-- TASK PROMPT --
Lines with the word "chevron" in them must be copied from the records below.

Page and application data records
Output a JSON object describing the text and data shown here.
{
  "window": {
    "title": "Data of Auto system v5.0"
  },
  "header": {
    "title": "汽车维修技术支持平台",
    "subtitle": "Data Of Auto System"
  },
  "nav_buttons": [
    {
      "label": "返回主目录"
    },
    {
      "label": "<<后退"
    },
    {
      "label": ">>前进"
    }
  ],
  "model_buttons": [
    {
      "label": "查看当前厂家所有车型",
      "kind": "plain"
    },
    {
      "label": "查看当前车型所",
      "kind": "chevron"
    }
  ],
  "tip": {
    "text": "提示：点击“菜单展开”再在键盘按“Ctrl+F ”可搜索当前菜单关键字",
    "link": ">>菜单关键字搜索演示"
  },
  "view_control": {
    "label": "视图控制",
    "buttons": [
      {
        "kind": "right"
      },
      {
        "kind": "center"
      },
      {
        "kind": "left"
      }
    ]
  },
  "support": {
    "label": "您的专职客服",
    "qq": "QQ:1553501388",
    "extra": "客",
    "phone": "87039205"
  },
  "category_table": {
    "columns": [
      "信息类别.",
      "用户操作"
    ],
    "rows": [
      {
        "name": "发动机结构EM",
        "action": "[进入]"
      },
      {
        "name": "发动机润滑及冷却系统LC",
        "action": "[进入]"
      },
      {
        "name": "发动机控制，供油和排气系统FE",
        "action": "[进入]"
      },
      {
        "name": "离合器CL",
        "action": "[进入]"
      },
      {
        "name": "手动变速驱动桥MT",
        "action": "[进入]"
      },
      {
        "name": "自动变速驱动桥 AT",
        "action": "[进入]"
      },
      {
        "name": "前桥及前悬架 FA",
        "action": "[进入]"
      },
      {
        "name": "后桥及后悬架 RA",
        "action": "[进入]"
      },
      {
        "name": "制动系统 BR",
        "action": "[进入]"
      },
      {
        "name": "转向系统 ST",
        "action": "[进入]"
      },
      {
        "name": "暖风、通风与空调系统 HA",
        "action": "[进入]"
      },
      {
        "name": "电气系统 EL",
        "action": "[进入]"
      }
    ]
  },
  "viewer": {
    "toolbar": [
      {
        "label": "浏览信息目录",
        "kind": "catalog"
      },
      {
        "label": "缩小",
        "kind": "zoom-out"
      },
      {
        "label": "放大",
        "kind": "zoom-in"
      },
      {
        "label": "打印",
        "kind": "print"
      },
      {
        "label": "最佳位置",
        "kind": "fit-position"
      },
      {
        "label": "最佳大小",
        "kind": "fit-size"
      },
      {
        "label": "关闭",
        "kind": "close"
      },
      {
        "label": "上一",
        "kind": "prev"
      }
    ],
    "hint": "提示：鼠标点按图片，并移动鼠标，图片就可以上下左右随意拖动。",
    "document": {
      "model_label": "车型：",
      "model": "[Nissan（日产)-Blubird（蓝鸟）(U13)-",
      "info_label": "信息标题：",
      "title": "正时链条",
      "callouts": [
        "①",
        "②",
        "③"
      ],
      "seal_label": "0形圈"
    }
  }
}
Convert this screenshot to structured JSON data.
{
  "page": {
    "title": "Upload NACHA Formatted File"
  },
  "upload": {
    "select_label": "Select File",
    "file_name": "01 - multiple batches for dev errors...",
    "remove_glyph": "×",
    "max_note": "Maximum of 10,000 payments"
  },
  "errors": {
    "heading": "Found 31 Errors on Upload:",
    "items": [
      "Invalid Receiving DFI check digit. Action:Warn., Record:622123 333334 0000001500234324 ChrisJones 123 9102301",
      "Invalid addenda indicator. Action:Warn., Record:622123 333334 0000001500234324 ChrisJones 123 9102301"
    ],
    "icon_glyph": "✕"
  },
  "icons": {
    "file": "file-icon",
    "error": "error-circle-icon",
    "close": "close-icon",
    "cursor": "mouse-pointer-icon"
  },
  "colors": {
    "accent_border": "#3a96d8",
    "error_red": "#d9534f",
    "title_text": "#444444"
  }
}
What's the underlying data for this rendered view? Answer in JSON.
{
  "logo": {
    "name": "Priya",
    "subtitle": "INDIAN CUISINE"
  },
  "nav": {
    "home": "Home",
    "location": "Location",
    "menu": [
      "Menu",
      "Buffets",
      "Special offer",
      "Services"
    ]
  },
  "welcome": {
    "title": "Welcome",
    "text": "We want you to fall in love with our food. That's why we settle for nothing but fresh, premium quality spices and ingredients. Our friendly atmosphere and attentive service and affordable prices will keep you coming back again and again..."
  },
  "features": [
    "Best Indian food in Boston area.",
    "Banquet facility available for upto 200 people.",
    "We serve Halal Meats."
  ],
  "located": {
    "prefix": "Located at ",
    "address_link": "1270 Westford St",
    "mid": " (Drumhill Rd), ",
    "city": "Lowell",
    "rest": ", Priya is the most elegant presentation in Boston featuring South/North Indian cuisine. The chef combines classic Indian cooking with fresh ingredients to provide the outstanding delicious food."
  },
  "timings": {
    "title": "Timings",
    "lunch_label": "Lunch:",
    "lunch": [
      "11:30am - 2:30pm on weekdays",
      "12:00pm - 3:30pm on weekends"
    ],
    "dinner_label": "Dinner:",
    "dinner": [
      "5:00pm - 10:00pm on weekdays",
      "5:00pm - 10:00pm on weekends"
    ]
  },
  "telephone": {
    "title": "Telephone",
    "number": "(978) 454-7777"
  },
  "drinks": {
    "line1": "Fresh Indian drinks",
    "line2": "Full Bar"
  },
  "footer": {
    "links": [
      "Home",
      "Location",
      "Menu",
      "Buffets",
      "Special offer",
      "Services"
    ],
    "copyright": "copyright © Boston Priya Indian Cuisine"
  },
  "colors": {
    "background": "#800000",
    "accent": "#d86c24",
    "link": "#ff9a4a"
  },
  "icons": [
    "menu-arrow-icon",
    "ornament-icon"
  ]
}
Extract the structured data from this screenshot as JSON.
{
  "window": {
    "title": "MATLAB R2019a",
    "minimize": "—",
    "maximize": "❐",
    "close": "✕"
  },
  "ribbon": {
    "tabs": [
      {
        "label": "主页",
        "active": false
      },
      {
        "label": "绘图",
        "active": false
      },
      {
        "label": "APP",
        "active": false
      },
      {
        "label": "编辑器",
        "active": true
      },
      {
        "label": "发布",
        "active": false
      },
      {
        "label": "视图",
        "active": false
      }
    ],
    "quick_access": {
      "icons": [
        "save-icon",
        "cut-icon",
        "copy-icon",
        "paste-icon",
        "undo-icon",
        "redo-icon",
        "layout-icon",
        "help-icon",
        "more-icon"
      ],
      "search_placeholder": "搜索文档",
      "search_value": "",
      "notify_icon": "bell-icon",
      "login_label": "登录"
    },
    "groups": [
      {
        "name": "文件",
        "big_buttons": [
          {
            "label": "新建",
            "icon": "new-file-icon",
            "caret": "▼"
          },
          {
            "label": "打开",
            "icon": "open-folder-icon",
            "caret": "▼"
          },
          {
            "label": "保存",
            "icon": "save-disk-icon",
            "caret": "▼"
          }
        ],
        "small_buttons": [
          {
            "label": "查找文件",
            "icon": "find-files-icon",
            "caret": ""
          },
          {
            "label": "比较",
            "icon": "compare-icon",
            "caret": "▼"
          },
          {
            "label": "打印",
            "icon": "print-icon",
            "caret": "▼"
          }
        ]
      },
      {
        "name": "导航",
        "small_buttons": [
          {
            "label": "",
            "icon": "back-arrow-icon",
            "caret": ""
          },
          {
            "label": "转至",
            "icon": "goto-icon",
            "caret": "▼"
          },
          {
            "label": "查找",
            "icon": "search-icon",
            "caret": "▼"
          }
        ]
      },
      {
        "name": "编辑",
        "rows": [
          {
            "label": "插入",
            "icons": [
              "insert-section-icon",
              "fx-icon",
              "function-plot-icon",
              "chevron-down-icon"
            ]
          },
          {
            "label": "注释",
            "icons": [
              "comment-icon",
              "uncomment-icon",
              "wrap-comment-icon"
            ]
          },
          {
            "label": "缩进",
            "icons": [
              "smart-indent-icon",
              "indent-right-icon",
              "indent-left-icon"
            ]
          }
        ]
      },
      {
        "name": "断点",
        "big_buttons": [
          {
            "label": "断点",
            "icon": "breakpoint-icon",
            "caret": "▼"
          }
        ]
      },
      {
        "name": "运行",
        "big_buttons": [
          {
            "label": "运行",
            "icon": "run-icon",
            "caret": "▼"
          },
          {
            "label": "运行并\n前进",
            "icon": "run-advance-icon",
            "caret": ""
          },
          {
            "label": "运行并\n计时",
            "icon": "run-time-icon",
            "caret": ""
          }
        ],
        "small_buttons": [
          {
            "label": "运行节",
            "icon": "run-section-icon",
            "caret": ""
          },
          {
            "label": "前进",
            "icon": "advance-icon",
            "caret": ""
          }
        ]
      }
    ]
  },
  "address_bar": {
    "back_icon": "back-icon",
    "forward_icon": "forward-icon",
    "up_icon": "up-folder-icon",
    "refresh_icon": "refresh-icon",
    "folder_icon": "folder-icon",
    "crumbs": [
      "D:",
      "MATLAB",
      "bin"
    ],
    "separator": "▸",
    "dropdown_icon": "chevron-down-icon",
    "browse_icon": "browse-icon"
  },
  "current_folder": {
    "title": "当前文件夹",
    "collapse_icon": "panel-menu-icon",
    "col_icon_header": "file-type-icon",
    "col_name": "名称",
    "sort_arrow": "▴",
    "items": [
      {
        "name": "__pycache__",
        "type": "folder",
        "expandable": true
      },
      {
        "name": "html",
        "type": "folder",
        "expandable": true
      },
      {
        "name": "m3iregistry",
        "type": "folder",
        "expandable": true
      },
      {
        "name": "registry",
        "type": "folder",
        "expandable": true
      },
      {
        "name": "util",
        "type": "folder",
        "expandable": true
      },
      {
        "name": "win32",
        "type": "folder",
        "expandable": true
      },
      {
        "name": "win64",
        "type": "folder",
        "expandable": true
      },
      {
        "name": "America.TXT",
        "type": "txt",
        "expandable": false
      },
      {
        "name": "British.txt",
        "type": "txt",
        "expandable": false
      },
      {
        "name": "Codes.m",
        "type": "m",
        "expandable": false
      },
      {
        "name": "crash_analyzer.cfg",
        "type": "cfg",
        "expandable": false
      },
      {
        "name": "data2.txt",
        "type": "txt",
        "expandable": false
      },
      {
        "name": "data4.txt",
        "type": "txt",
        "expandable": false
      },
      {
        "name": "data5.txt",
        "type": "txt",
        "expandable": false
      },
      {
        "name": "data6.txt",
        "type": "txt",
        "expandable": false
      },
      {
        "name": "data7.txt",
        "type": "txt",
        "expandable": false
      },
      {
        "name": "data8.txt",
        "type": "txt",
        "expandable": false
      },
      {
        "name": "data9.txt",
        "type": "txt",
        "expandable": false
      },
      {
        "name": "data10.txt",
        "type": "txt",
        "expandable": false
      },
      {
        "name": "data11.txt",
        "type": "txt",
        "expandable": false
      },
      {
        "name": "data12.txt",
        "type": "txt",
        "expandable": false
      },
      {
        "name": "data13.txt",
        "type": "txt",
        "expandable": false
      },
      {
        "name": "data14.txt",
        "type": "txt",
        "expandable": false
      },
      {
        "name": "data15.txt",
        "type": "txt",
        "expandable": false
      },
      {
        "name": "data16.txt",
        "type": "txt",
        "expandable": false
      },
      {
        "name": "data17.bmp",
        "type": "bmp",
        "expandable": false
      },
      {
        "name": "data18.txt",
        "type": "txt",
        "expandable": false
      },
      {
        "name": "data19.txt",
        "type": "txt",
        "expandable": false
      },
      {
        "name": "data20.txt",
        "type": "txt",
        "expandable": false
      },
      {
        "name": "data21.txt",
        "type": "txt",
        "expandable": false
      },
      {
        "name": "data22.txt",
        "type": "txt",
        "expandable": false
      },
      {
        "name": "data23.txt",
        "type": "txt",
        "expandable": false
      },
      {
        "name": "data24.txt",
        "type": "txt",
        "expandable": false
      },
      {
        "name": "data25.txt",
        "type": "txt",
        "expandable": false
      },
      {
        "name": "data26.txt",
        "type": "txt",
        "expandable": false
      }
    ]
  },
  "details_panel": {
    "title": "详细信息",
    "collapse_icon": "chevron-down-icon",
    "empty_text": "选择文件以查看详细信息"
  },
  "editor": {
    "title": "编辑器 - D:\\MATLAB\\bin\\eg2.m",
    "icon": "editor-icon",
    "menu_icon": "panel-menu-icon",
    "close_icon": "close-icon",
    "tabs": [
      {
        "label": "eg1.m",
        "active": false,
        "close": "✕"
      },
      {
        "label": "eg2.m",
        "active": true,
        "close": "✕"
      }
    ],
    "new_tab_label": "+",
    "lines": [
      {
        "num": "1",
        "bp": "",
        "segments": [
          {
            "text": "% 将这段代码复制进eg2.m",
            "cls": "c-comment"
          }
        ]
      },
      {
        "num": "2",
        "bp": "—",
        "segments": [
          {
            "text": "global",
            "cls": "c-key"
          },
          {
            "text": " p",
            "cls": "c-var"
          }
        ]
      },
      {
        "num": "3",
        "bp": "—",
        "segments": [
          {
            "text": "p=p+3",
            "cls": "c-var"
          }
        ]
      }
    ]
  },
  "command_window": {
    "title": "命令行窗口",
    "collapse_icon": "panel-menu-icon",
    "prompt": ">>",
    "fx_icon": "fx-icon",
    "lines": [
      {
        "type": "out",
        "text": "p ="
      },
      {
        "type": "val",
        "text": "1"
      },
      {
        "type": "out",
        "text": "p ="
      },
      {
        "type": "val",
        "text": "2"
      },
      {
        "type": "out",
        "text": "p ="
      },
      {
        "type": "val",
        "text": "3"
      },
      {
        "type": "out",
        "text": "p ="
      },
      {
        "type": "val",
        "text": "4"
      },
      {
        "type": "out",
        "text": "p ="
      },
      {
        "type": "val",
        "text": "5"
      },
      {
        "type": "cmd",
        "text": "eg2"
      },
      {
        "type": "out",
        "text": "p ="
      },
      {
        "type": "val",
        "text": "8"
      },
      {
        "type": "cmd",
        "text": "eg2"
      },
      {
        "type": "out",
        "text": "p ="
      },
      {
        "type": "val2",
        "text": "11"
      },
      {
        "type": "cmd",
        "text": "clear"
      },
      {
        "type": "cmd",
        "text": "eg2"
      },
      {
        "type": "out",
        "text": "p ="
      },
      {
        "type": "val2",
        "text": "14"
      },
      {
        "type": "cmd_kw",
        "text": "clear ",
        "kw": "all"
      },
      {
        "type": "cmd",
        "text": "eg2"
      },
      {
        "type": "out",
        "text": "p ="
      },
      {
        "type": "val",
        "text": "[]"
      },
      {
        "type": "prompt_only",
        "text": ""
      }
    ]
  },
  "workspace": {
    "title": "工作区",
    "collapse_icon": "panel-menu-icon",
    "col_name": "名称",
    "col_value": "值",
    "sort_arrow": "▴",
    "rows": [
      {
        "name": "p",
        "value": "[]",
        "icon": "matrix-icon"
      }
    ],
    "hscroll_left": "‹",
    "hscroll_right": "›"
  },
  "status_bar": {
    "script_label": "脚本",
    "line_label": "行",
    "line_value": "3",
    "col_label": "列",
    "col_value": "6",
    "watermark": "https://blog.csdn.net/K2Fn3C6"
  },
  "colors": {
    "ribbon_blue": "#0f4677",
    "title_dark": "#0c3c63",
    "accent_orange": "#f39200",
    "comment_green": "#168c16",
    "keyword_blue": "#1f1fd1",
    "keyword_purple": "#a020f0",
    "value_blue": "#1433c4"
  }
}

-- YOUR SOLUTION --
      "kind": "chevron"
              "chevron-down-icon"
    "dropdown_icon": "chevron-down-icon",
    "collapse_icon": "chevron-down-icon",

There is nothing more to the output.